KANSAS CITY, Mo — United Soccer Coaches announced Thursday that former U.S. women’s national team coach Jill Ellis has been selected for the Women’s Soccer Award of Excellence, sponsored by Women and Girls in Soccer.

Ellis will be honored at the Coaches of Women’s Soccer Breakfast at the United Soccer Coaches Convention in Baltimore Jan. 18.

Established in 1999, the Women’s Soccer Award of Excellence is presented each year in recognition of those who have brought honor and distinction to women’s soccer. WAGS has supplied sponsorship funds for this award to be used in the promotion of the women’s game through various charitable programs for women and girls in soccer.

“Jill Ellis is a very deserving recipient of the Women’s Award of Excellence,” United Soccer Coaches president Jeff Farnsworth said. “She has dedicated herself to promoting and advocating for the women’s game. She has been successful at every level and has always carried herself with honor and dignity. We are thankful for Jill’s leadership, courage and commitment to soccer in the United States.”

The winningest coach in U.S. Soccer history, Ellis guided the USWNT to a 106-7-19 record during her tenure and won back-to-back World Cup titles in 2015 and 2019. She is the only coach to win two Women’s World Cups and one of only two coaches in history to win two World Cups.
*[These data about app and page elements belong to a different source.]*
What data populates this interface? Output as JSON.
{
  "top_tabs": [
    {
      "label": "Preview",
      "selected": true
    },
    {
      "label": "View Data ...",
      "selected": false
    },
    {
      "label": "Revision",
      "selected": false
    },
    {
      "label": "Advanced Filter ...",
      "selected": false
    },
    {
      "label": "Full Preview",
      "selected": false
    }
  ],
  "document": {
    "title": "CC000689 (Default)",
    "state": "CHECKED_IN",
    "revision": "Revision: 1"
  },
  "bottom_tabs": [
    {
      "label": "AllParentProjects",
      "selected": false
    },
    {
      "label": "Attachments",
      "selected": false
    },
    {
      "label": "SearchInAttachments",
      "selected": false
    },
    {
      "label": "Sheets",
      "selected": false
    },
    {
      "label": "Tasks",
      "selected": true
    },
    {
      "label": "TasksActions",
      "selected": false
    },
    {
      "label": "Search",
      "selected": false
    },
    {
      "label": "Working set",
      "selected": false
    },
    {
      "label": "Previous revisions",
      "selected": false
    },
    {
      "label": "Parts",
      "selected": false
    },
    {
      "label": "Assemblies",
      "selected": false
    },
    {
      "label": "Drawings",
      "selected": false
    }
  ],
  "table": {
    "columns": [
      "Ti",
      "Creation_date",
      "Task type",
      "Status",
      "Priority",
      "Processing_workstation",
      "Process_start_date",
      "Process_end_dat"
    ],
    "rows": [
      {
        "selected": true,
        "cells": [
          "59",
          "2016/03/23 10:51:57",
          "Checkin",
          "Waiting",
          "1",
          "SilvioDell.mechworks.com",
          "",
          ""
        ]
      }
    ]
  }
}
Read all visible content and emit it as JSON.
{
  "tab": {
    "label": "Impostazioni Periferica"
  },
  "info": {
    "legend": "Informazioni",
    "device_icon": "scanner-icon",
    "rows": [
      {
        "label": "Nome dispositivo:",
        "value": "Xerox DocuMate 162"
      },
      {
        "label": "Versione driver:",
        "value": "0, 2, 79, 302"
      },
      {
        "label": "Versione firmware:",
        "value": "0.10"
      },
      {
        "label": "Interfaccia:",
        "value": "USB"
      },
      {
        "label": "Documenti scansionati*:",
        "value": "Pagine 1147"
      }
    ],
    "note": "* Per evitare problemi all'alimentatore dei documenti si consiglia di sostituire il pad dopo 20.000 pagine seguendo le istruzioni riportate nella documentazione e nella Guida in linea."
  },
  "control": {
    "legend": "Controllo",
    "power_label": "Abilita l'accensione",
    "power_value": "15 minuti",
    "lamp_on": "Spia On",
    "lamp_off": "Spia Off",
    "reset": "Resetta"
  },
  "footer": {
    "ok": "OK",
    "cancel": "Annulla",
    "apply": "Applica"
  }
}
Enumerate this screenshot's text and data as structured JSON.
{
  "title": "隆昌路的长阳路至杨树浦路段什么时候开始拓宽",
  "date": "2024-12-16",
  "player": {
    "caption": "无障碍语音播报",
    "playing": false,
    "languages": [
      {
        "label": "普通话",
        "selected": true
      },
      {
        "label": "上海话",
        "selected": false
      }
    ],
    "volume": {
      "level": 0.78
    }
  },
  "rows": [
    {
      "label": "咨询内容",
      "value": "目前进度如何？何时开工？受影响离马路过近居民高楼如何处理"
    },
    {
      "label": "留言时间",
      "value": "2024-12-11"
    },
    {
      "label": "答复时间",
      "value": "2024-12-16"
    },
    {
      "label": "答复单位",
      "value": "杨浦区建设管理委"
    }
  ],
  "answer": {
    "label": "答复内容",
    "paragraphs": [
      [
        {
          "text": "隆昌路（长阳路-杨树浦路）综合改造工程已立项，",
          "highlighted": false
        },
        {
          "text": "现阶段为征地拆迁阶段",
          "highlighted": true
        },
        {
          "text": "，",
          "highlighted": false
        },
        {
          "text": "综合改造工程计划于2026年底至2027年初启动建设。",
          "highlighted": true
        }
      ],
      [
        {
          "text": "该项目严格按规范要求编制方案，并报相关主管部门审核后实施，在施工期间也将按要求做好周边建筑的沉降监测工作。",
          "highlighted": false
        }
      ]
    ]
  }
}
Ellis went undefeated in World Cup qualifying and World Cup games, leading the team to a 23-0-1 mark, including 13-0-1 in World Cup play. The USWNT recorded shutouts in 83 of her 132 career games coached and averaged 3.1 goals per game while conceding just 0.5 per game.

She closed her career on a 17-game winning streak, the longest in her career, and lost consecutive games just once. She won eight tournament championships during her tenure.

Before joining the USWNT staff, Ellis was head coach at UCLA from 1999-2010, directing the the Bruins to eight Final Fours, three championship game appearances and seven Pac-10 titles. She compiled a 229-45-14 mark in 12 years at UCLA and a 248-63-14 career record in 14 seasons as a college head coach.